2014-10-01, World Bank Group

This economy profile for Doing Business 2015 presents the 11 Doing Business indicators for Grenada. To allow for useful comparison, the profile also provides data for other selected economies (comparator economies) for each indicator. Doing Business 2015 is the 12th edition in a series of annual reports measuring the regulations that enhance business activity and those that constrain it. Economies are ranked on their ease of doing business; for 2015 Grenada ranks 126. A high ease of doing business ranking means the regulatory environment is more conducive to the starting and operation of a local firm. Doing Business presents quantitative indicators on business regulations and the protection of property rights that can be compared across 189 economies from Afghanistan to Zimbabwe and over time.
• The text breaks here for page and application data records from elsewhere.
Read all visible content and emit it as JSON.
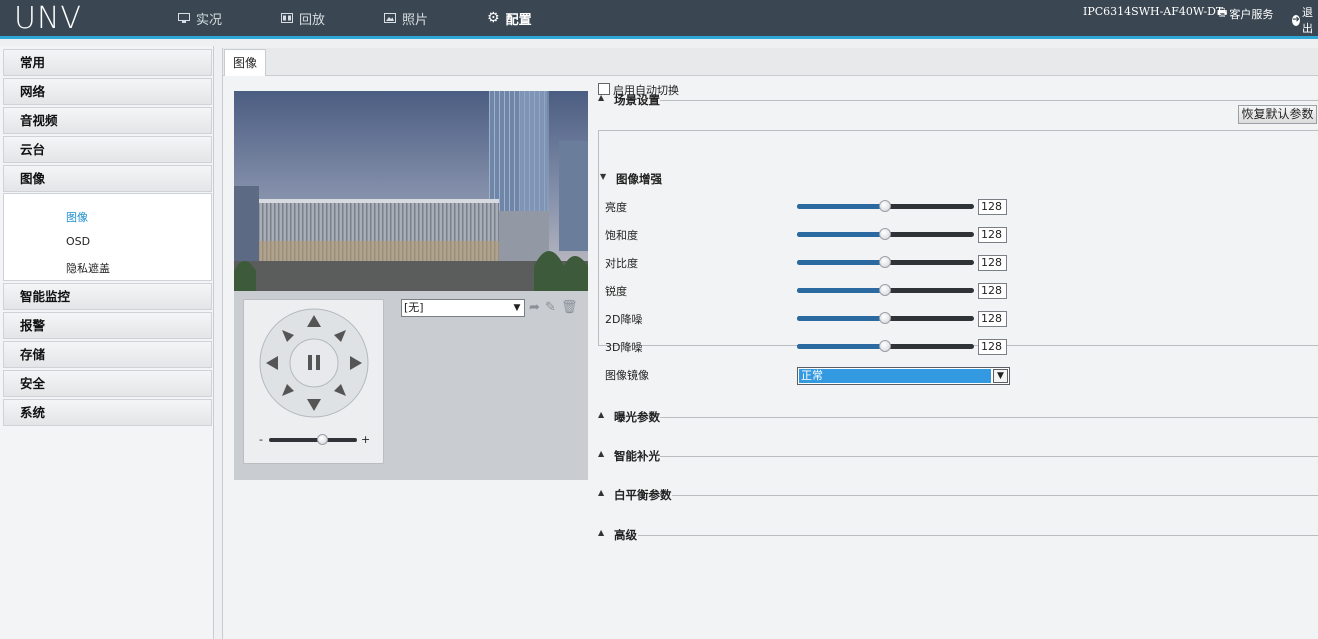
{
  "brand": {
    "logo": "UNV"
  },
  "nav": {
    "items": [
      {
        "label": "实况",
        "icon": "monitor-icon"
      },
      {
        "label": "回放",
        "icon": "playback-icon"
      },
      {
        "label": "照片",
        "icon": "photo-icon"
      },
      {
        "label": "配置",
        "icon": "gear-icon"
      }
    ],
    "active": "配置"
  },
  "header": {
    "device_name": "IPC6314SWH-AF40W-DT",
    "customer_service": "客户服务",
    "logout": "退出"
  },
  "sidebar": {
    "items": [
      {
        "label": "常用"
      },
      {
        "label": "网络"
      },
      {
        "label": "音视频"
      },
      {
        "label": "云台"
      },
      {
        "label": "图像"
      },
      {
        "label": "智能监控"
      },
      {
        "label": "报警"
      },
      {
        "label": "存储"
      },
      {
        "label": "安全"
      },
      {
        "label": "系统"
      }
    ],
    "submenu": [
      {
        "label": "图像",
        "active": true
      },
      {
        "label": "OSD"
      },
      {
        "label": "隐私遮盖"
      }
    ]
  },
  "tab": {
    "label": "图像"
  },
  "ptz": {
    "preset": "[无]",
    "zoom_minus": "-",
    "zoom_plus": "+",
    "zoom_level": 0.65
  },
  "sections": {
    "scene": "场景设置",
    "enhance": "图像增强",
    "exposure": "曝光参数",
    "smart_light": "智能补光",
    "white_balance": "白平衡参数",
    "advanced": "高级"
  },
  "scene": {
    "auto_switch_label": "启用自动切换",
    "auto_switch_checked": false
  },
  "restore_button": "恢复默认参数",
  "enhance": {
    "params": [
      {
        "label": "亮度",
        "value": "128"
      },
      {
        "label": "饱和度",
        "value": "128"
      },
      {
        "label": "对比度",
        "value": "128"
      },
      {
        "label": "锐度",
        "value": "128"
      },
      {
        "label": "2D降噪",
        "value": "128"
      },
      {
        "label": "3D降噪",
        "value": "128"
      }
    ],
    "max": 255,
    "mirror_label": "图像镜像",
    "mirror_value": "正常"
  },
  "colors": {
    "accent": "#2ea6d6",
    "topbar": "#3a4753",
    "select_highlight": "#3399e0"
  }
}
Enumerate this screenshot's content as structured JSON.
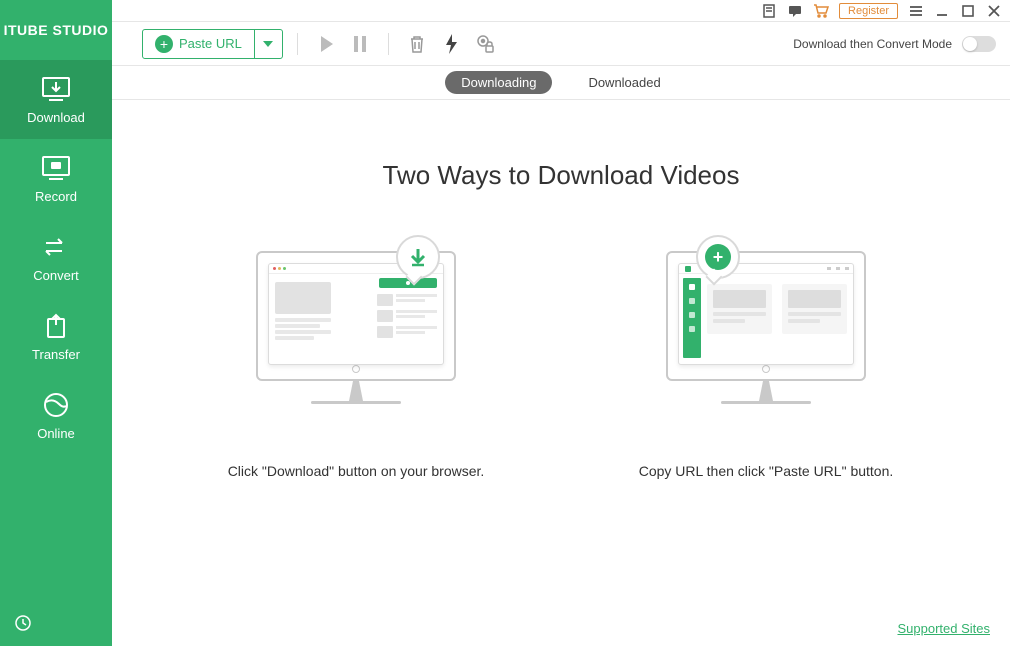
{
  "app": {
    "name": "ITUBE STUDIO"
  },
  "sidebar": {
    "items": [
      {
        "label": "Download"
      },
      {
        "label": "Record"
      },
      {
        "label": "Convert"
      },
      {
        "label": "Transfer"
      },
      {
        "label": "Online"
      }
    ]
  },
  "topbar": {
    "register": "Register"
  },
  "toolbar": {
    "paste_url": "Paste URL",
    "convert_mode_label": "Download then Convert Mode"
  },
  "tabs": {
    "downloading": "Downloading",
    "downloaded": "Downloaded"
  },
  "content": {
    "title": "Two Ways to Download Videos",
    "method1_caption": "Click \"Download\" button on your browser.",
    "method2_caption": "Copy URL then click \"Paste URL\" button."
  },
  "footer": {
    "supported_sites": "Supported Sites"
  }
}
Doing Business measures regulations affecting 11 areas of the life of a business known as indicators. Ten of these areas are included in this year's ranking on the ease of doing business: starting a business, dealing with construction permits, getting electricity, registering property, getting credit, protecting minority investors, paying taxes, trading across borders, enforcing contracts, and resolving insolvency. Doing Business also measures labor market regulation, which is not included in this year's ranking. The data in this report are current as of June 1, 2014 (except for the paying taxes indicators, which cover the period from January to December 2013).